(Data extracted from a collection)
- - - - -

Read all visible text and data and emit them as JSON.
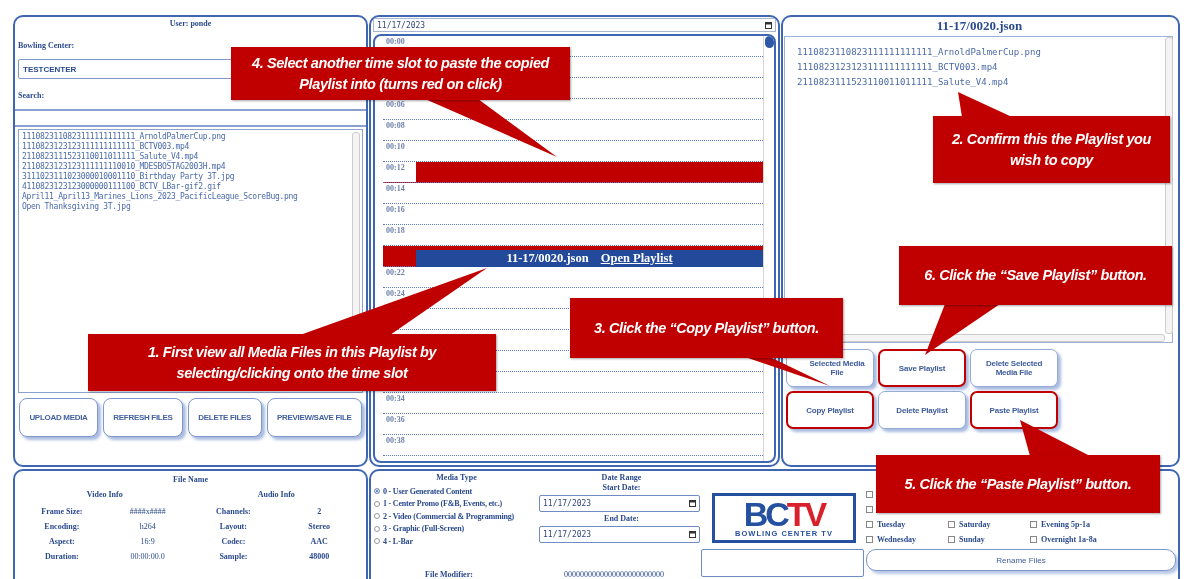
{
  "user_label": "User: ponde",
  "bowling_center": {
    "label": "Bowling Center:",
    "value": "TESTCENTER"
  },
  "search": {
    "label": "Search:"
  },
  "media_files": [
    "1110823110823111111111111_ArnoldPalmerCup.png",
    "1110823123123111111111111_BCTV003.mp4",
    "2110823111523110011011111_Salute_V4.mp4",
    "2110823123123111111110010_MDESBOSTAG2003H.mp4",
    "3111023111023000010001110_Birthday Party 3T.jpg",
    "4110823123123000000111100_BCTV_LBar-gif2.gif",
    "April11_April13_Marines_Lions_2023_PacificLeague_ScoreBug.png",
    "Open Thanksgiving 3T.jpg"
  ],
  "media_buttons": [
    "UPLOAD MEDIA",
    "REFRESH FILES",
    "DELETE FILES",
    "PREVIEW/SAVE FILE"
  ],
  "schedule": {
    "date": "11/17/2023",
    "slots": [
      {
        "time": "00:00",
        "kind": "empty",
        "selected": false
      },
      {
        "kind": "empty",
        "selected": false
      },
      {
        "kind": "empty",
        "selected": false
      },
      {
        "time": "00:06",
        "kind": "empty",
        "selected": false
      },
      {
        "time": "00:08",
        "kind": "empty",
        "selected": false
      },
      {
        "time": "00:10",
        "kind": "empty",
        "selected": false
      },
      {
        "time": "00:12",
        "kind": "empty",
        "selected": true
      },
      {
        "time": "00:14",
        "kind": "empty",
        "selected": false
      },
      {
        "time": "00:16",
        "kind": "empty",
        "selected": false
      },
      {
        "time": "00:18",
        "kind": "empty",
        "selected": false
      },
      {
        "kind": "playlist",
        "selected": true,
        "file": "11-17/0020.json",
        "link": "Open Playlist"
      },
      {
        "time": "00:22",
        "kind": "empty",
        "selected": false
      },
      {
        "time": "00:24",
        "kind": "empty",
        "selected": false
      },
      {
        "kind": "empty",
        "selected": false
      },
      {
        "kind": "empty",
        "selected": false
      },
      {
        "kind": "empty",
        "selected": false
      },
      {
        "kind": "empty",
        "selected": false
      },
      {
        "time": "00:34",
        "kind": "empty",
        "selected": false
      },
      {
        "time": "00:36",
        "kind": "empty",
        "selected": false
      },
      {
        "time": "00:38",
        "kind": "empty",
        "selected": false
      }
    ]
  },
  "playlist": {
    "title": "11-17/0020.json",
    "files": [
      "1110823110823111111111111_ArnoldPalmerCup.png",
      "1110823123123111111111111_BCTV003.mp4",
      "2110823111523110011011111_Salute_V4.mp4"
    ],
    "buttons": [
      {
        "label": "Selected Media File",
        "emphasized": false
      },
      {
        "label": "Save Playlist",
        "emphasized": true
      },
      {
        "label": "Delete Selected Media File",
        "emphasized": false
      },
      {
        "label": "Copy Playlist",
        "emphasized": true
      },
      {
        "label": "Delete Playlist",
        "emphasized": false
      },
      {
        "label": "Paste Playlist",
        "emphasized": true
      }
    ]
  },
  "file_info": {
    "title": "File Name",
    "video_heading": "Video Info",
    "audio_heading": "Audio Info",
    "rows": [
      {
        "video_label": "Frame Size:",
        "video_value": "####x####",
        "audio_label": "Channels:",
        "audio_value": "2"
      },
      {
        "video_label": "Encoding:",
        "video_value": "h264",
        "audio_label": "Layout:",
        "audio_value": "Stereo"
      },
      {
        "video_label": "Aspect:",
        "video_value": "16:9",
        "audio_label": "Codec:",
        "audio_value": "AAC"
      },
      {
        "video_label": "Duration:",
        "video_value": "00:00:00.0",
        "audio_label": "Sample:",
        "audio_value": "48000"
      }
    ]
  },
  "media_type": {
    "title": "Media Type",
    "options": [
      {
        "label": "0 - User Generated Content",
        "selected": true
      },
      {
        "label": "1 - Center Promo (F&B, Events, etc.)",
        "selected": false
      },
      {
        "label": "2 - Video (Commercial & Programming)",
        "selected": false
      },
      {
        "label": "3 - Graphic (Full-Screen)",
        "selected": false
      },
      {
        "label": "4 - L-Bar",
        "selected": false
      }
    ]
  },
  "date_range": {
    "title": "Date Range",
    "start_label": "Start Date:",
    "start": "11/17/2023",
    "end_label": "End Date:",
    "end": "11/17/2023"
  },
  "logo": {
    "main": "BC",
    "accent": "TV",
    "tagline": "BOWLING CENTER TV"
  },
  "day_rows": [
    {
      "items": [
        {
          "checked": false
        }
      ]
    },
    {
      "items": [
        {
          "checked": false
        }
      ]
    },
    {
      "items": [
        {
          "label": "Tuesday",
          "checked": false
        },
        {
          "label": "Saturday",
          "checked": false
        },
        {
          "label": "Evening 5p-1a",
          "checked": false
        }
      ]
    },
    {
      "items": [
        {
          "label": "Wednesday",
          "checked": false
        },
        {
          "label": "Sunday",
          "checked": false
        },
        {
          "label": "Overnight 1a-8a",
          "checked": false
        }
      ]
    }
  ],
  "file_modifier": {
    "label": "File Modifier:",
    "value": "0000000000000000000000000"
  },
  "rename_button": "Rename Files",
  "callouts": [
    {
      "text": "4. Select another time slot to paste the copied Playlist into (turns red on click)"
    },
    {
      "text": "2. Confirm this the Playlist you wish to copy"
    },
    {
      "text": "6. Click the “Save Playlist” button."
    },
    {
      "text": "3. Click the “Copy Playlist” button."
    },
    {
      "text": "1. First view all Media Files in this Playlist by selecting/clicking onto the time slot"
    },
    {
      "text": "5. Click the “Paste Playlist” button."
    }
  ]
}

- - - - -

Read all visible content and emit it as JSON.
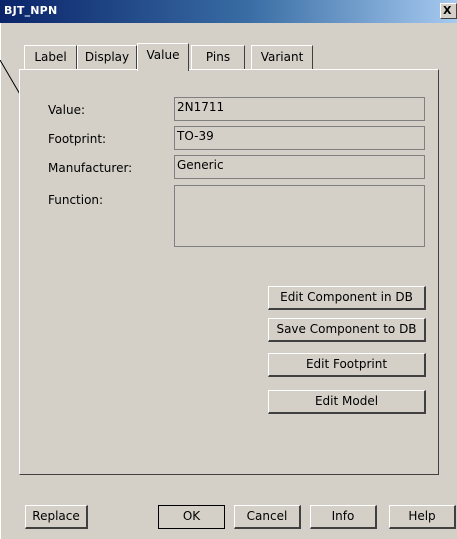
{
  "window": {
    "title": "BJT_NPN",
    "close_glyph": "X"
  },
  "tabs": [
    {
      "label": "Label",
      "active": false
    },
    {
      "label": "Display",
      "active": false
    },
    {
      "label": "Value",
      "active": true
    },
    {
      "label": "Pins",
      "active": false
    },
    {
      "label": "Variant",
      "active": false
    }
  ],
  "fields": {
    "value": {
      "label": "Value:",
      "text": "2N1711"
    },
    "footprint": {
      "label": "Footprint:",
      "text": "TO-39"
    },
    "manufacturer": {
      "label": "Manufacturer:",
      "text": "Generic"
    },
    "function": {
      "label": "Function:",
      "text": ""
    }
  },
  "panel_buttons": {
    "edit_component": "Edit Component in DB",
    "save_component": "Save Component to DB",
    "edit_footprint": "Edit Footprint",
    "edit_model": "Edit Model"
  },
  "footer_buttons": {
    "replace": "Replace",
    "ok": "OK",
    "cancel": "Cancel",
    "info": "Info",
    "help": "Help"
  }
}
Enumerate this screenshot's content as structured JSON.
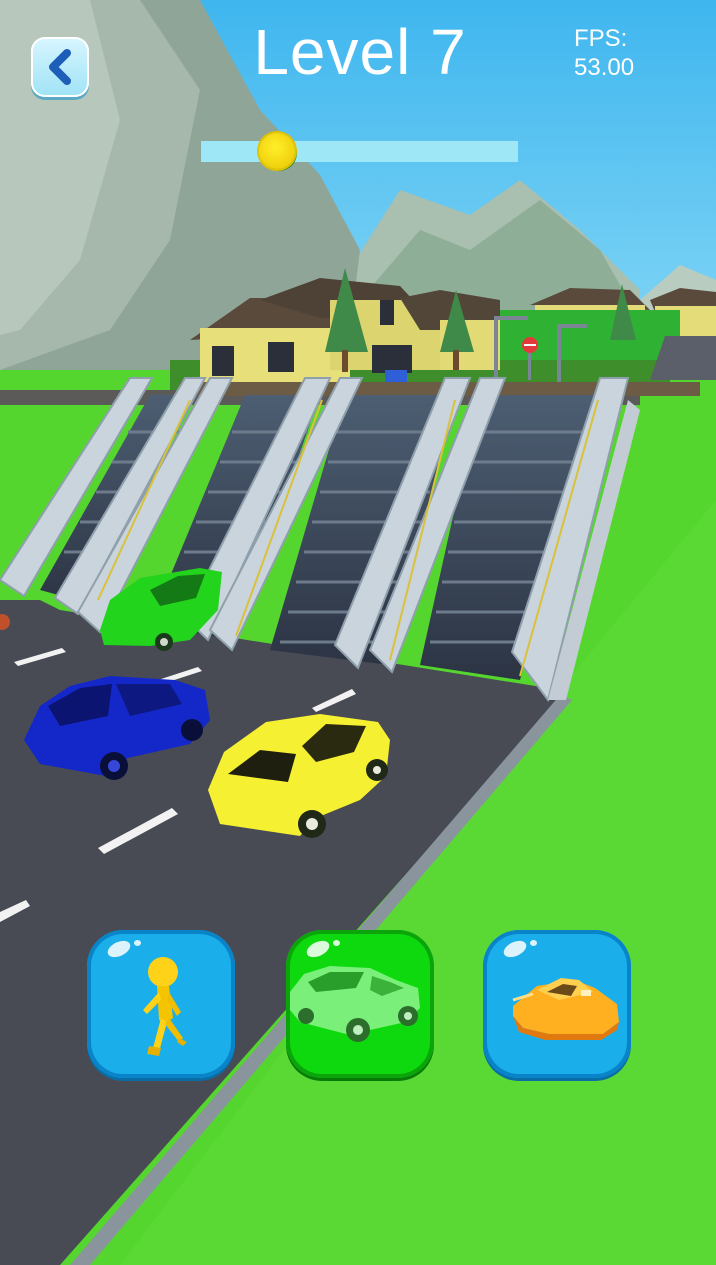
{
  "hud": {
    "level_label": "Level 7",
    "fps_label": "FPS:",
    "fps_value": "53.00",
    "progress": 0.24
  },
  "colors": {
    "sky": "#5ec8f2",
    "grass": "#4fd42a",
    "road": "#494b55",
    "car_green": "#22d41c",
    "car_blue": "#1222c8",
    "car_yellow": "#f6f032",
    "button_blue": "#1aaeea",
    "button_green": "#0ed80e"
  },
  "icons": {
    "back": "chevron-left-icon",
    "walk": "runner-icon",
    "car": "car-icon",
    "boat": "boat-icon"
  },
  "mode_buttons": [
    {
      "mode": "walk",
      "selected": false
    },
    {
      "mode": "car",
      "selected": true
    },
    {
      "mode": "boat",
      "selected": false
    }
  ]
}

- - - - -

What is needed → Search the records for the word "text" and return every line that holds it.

Task output →
Read all visible text and data and emit them as JSON.
      "text": "4. Select another time slot to paste the copied Playlist into (turns red on click)"
      "text": "2. Confirm this the Playlist you wish to copy"
      "text": "6. Click the “Save Playlist” button."
      "text": "3. Click the “Copy Playlist” button."
      "text": "1. First view all Media Files in this Playlist by selecting/clicking onto the time slot"
      "text": "5. Click the “Paste Playlist” button."
      "text": "2N1711"
      "text": "TO-39"
      "text": "Generic"
      "text": ""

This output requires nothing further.